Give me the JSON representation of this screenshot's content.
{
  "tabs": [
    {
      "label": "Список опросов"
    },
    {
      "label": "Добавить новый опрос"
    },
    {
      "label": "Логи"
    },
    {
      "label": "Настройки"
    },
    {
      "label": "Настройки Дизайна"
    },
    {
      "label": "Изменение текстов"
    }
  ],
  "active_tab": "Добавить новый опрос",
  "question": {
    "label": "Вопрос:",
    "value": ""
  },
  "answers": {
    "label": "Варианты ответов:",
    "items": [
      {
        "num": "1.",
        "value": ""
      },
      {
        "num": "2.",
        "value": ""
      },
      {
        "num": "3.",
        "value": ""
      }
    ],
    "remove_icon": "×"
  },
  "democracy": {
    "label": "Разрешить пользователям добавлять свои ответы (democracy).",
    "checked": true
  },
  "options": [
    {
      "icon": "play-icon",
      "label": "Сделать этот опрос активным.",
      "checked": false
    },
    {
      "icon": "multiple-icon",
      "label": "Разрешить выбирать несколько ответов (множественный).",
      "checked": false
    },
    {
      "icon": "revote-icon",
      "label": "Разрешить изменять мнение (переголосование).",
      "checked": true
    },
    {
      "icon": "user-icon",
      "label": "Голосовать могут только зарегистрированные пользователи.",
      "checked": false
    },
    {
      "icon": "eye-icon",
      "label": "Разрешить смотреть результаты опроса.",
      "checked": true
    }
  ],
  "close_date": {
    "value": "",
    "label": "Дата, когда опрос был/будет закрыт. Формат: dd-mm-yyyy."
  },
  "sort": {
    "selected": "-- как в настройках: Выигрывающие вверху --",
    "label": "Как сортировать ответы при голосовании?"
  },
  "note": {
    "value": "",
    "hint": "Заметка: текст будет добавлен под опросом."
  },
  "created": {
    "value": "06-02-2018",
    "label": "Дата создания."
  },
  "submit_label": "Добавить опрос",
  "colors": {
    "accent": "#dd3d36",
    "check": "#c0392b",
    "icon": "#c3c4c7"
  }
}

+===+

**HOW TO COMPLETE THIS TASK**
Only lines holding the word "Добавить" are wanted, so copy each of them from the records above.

**OUTPUT**
      "label": "Добавить новый опрос"
  "active_tab": "Добавить новый опрос",
  "submit_label": "Добавить опрос",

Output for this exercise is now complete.